Lanark businessman Alan Barr has his finger on the pulse of elderly care this winter

Delivering the stay nourished message...Home Instead Senior Care staff and Cargill Club volunteers worked together to educate club members on nutrition.
Delivering the stay nourished message...Home Instead Senior Care staff and Cargill Club volunteers worked together to educate club members on nutrition.

More than 50 per cent of over 75s eat less food than they used to and one in five haven’t eaten a meal with anyone else for three months or longer.

Additionally, one fifth of over 75s (20 per cent) are struggling to cook their own food and over a third (34 per cent) admit regularly skipping meals at least once a week, with nearly one in ten doing so on a daily basis.

Man on a mission...Lanark businessman Alan Barr is passionate about helping elderly people, not least because he found it difficult to find home care for his own mum.

Man on a mission...Lanark businessman Alan Barr is passionate about helping elderly people, not least because he found it difficult to find home care for his own mum.

The shocking figures were revealed following an independent survey by Home Instead Senior Care.

Run by businessman Alan Barr, from Lanark, the findings prompted him to launch a new stay nourished campaign.

Alan has created booklets to help clients, elderly people, their carers and families across Clydesdale.

And he is hoping local businesses will get involved too by hosting community workshops to deliver the stay nourished message.

Alan said: “We want to bring back the love of food for older people.

“At Home Instead, we ensure our clients eat well but not all older people have this support and families can often struggle to encourage elderly relatives to eat healthy meals regularly.

“As people age they experience changes to their sense of smell, taste and vision. This combined with health issues and living alone can all impact on an elderly person’s desire to eat.

“Many elderly people have told us they have less desire to eat or don’t feel hungry when they are eating alone.

“However, good nutrition is essential in helping older people live well.

“The guidance we are providing as part of the stay nourished campaign looks at all aspects of healthy eating, malnutrition, food hygiene, food preparation and cooking methods.

“We are committed to helping older people – regardless of whether they are Home Instead clients – to eat, drink and age well.”
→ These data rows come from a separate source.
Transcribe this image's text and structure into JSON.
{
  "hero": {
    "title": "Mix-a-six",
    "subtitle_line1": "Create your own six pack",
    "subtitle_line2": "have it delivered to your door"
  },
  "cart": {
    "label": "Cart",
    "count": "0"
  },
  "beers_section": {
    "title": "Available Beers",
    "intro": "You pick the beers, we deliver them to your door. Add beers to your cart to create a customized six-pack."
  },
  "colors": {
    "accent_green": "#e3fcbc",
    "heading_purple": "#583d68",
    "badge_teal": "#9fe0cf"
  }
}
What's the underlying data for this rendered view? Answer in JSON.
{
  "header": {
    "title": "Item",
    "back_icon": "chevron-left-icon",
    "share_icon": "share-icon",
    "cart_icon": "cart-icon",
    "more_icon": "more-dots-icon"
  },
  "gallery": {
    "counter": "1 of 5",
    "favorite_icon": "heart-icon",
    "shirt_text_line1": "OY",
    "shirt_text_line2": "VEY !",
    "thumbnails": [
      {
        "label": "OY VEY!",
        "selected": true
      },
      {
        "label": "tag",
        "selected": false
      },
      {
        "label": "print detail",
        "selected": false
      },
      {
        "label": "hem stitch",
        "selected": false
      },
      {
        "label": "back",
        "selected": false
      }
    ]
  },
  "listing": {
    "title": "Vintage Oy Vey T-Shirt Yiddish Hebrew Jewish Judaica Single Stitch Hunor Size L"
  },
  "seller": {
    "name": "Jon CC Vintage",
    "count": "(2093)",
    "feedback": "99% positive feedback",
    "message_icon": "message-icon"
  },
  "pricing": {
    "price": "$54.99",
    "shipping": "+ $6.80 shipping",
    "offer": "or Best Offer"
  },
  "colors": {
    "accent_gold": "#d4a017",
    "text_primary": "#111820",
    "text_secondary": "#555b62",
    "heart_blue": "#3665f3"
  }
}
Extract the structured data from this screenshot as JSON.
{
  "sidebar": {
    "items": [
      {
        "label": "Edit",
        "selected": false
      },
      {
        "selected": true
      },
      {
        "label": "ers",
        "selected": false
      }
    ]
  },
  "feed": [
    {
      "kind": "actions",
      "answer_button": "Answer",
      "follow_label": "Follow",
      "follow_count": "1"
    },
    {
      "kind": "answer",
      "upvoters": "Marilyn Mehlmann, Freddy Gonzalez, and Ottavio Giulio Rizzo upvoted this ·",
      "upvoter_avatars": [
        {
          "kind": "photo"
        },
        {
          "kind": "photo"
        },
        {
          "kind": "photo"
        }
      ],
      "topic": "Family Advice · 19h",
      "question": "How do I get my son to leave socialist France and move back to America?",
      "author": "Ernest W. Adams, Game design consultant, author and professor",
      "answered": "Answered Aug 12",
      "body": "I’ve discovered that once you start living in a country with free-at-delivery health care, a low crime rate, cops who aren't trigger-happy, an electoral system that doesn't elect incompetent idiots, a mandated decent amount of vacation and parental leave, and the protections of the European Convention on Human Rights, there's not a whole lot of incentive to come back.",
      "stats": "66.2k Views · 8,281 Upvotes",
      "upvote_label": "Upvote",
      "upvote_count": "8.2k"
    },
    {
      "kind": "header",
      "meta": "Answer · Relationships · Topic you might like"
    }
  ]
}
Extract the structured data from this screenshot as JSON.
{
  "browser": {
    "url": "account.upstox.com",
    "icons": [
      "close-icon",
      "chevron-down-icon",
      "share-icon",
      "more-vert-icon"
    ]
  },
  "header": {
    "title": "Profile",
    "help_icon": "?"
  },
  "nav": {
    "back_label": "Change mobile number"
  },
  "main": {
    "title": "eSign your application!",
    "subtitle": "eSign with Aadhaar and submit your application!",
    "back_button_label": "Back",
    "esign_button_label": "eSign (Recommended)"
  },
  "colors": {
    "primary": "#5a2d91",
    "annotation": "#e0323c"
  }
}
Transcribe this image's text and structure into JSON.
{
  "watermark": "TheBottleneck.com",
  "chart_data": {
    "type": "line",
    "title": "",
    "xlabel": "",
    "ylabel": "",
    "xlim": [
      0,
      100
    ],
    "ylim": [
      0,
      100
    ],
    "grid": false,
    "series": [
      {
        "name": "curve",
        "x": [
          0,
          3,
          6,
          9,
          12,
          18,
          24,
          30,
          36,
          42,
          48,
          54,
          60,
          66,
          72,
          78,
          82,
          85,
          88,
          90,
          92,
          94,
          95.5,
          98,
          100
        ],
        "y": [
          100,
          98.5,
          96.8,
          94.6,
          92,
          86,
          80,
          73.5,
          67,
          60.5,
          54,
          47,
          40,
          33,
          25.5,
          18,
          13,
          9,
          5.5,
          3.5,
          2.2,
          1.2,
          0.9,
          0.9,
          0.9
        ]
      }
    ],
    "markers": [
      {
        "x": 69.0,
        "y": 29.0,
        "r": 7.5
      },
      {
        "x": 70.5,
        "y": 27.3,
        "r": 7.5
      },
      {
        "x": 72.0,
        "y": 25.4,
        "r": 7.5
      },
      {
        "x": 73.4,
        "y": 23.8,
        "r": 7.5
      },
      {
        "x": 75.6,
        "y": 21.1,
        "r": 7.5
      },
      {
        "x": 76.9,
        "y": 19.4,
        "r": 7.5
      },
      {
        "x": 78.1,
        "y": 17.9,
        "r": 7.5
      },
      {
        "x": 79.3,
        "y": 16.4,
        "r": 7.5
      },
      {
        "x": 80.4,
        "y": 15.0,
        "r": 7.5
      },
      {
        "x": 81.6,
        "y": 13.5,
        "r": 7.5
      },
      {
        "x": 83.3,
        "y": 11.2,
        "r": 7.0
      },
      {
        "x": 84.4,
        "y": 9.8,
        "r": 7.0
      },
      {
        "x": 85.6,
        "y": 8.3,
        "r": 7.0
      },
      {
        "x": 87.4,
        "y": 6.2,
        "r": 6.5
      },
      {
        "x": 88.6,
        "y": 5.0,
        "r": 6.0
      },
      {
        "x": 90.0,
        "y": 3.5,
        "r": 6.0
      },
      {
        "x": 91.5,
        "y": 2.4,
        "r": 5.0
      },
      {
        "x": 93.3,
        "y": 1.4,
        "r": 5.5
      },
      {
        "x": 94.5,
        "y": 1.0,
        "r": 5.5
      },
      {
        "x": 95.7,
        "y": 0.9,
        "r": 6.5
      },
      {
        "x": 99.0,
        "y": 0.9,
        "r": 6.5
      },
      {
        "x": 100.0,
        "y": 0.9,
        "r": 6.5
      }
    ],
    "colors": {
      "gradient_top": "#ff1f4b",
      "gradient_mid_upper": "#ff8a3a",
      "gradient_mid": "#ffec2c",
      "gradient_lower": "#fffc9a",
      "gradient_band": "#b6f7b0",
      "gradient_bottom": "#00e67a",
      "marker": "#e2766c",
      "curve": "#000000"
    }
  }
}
Home Instead Senior Care is keen to deliver community workshops to local businesses, groups and organisations and is encouraging people to get in touch to book a free session.

Last month, as part of the campaign, Home Instead also sponsored lunches for a week at the Cargill Club in Lanark’s Memorial Hall.

Set up in 1968 to provide recreational, educational and social facilities, it now caters for 120 members aged 50 and over every week.

Open from 9am to 3.30pm, Monday to Friday, it was an ideal venue for the stay nourished campaign.

Alan said: “It’s nice to be able to give something back to the community in which I was born and bred.

“The Cargill Club does a tremendous job every week of the year.

“So we were more than happy to pay for its weekly food bill and give a bit back to the older community.

“It also gave us a chance to deliver the stay nourished campaign message, ensuring that its members know how important it is to stay nourished, particularly in the winter months.”

Next year, Alan is also hoping to tie in with the community trust at the town’s Castlebank Park to host events.

He said: “The park is a fantastic facility, offering a range of opportunities for the elderly – be it gardening or just enjoying a nice walk in the fresh air.

“We’d like to organise some events with the trust, be that a dementia cafe, drop-in sessions or a music club.

“It’s still in the early planning stages but we’re hoping to build links with the trust to host events next spring or summer.”

In the meantime, Alan is keen to hear from any local businesses who would like to host a stay nourished community workshop.

He added: “The aim of the campaign is to help educate the local community about the importance of nutrition, how to spot malnutrition and dispel misconceptions around diet and appetite for the older generation.

“This knowledge will hopefully give families the confidence to talk openly to their elderly relatives about food and nutrition.

“Home Instead clients have already been given advice and nutrition guides to help them eat healthily and avoid illness through poor nutrition this winter.

“But we now want to share this knowledge with a wider audience and reach as many older people as possible.”

When Alan’s wife died, he had three young children to look after so he wanted to work from home in Lanark.

As his own mum suffered from dementia, he knew how much of a struggle it was to find suitable care.

So he founded Home Instead Senior Care in 2016 and it now has 50 clients across South Lanarkshire.

For more information about Home Instead Senior Care or the stay nourished campaign, call 01555 666474 or visit www.homeinstead.co.uk/southlanarkshire.